__Provided entries__

----------

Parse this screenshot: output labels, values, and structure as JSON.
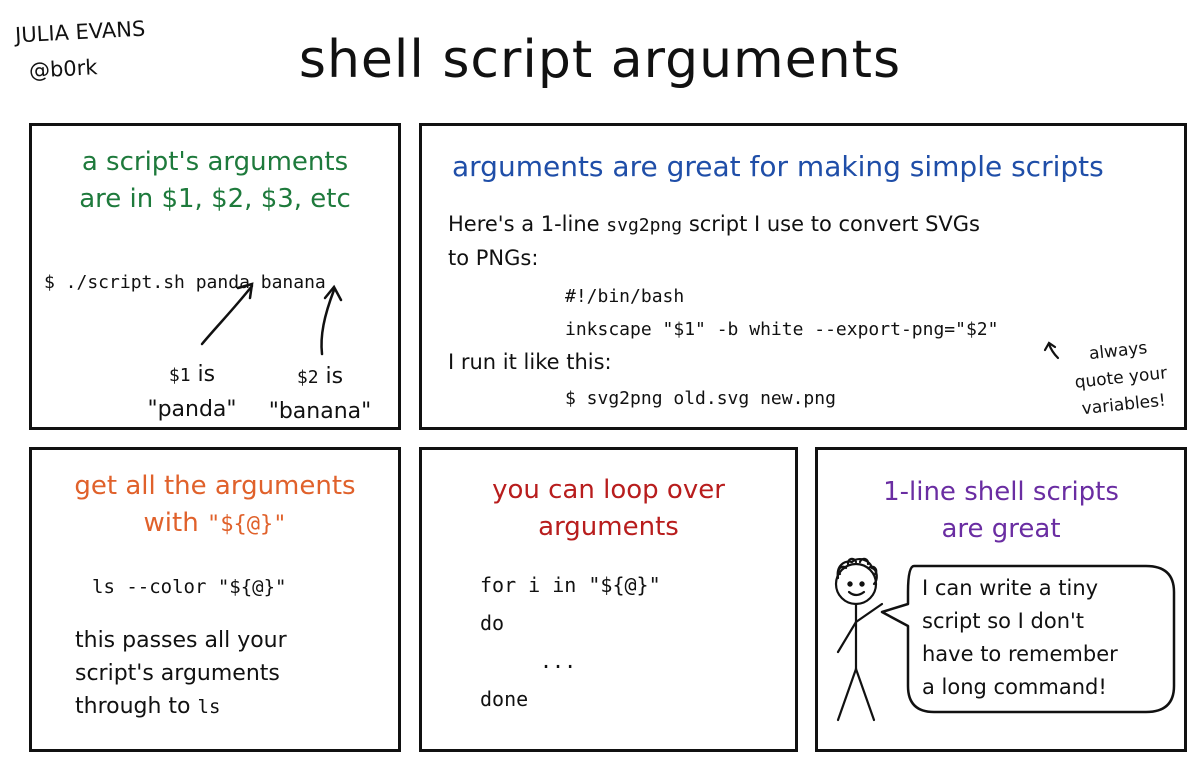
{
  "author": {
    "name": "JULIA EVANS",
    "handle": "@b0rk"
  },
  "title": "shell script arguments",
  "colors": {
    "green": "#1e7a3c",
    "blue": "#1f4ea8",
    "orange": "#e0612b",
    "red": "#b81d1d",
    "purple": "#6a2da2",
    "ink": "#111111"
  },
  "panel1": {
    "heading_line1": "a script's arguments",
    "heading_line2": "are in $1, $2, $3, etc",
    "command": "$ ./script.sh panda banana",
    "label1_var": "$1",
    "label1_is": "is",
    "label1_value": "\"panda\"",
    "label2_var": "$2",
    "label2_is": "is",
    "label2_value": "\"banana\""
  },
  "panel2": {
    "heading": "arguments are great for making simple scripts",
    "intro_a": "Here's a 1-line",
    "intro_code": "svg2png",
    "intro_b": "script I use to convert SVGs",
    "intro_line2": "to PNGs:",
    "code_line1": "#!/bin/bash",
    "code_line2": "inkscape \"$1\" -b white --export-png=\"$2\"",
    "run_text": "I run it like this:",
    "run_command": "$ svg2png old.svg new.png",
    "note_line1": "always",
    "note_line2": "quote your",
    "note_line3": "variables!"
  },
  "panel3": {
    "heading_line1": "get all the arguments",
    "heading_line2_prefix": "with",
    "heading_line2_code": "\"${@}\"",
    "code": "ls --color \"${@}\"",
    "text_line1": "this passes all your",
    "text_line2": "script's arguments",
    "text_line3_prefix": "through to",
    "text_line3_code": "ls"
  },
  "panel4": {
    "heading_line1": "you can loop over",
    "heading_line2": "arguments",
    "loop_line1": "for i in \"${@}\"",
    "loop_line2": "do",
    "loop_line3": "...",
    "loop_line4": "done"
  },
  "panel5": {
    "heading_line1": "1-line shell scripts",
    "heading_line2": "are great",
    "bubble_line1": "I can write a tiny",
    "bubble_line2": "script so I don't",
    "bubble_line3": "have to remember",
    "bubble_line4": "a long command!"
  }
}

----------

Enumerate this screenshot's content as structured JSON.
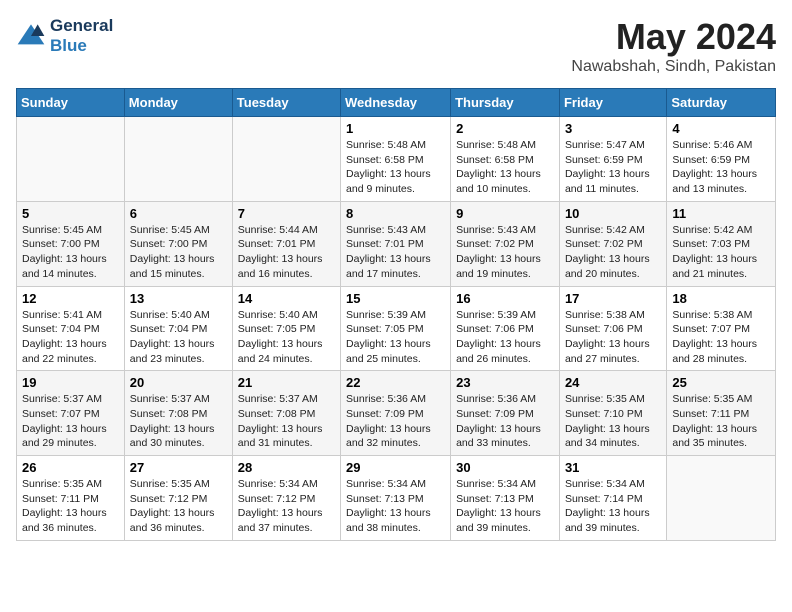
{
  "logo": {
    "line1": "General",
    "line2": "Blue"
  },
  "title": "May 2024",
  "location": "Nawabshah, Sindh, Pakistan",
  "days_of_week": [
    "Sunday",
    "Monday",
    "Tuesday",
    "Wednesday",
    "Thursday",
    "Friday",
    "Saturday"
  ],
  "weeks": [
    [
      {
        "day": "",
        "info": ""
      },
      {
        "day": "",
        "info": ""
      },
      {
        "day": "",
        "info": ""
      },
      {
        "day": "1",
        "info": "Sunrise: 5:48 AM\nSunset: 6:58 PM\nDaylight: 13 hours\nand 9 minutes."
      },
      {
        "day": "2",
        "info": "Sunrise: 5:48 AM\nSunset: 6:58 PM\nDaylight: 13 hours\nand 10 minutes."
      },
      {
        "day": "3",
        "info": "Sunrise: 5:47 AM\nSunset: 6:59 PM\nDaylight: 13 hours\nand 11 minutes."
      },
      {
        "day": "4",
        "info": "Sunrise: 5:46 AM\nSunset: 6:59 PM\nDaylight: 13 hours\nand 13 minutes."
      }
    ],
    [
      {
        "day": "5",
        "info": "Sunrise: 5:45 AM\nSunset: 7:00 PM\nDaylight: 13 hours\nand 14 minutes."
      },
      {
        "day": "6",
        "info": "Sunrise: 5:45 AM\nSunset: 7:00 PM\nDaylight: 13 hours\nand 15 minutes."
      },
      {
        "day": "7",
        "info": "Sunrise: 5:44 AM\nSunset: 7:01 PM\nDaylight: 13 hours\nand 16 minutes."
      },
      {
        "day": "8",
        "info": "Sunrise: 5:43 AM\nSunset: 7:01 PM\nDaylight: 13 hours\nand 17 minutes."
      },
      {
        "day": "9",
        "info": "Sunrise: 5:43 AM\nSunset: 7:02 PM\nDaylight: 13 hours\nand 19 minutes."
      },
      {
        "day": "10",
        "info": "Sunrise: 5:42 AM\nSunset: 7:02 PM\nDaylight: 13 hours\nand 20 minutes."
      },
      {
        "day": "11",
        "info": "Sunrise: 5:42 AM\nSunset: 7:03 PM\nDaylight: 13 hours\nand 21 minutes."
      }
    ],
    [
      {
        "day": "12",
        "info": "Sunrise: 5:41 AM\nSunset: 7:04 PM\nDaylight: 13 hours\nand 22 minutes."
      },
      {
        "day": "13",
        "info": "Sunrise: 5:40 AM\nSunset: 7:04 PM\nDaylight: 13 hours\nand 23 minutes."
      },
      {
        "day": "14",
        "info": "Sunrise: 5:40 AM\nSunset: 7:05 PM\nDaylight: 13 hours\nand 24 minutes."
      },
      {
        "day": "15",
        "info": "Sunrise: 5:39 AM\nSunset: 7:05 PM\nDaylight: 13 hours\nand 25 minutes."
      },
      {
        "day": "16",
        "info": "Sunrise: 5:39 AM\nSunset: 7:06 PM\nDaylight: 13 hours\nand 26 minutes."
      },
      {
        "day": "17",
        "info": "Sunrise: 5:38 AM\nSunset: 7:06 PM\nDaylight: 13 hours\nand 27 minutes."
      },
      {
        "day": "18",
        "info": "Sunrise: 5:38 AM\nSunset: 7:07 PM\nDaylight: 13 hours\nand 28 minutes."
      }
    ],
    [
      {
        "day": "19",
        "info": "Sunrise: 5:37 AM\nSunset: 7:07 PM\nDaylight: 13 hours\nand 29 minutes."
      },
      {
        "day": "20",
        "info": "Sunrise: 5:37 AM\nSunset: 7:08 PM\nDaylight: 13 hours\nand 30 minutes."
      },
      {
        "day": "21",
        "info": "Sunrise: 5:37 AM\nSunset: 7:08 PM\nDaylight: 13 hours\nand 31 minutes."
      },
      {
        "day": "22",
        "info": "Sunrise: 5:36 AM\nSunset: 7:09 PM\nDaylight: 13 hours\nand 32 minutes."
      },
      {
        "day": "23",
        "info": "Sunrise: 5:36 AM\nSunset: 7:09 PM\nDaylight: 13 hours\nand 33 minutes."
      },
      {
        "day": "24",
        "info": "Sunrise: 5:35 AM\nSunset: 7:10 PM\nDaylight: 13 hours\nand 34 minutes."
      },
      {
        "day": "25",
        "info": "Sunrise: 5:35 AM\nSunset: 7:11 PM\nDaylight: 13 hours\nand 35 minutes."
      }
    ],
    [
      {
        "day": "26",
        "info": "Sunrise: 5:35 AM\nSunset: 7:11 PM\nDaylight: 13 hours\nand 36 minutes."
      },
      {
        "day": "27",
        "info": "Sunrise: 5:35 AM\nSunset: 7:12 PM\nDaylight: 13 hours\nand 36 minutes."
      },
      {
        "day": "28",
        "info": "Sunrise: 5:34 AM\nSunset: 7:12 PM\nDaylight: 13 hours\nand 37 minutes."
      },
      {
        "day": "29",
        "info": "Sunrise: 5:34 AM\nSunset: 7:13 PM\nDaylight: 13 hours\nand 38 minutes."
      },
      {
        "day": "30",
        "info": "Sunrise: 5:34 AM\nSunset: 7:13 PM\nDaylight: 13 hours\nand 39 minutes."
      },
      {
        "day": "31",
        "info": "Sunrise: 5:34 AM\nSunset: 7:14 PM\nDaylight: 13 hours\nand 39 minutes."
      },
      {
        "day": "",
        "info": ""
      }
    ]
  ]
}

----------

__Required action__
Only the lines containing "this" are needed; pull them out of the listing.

__Result__
Parse this screenshot: output labels, values, and structure as JSON.
    "run_text": "I run it like this:",
    "text_line1": "this passes all your",
Enumerate this screenshot's content as structured JSON.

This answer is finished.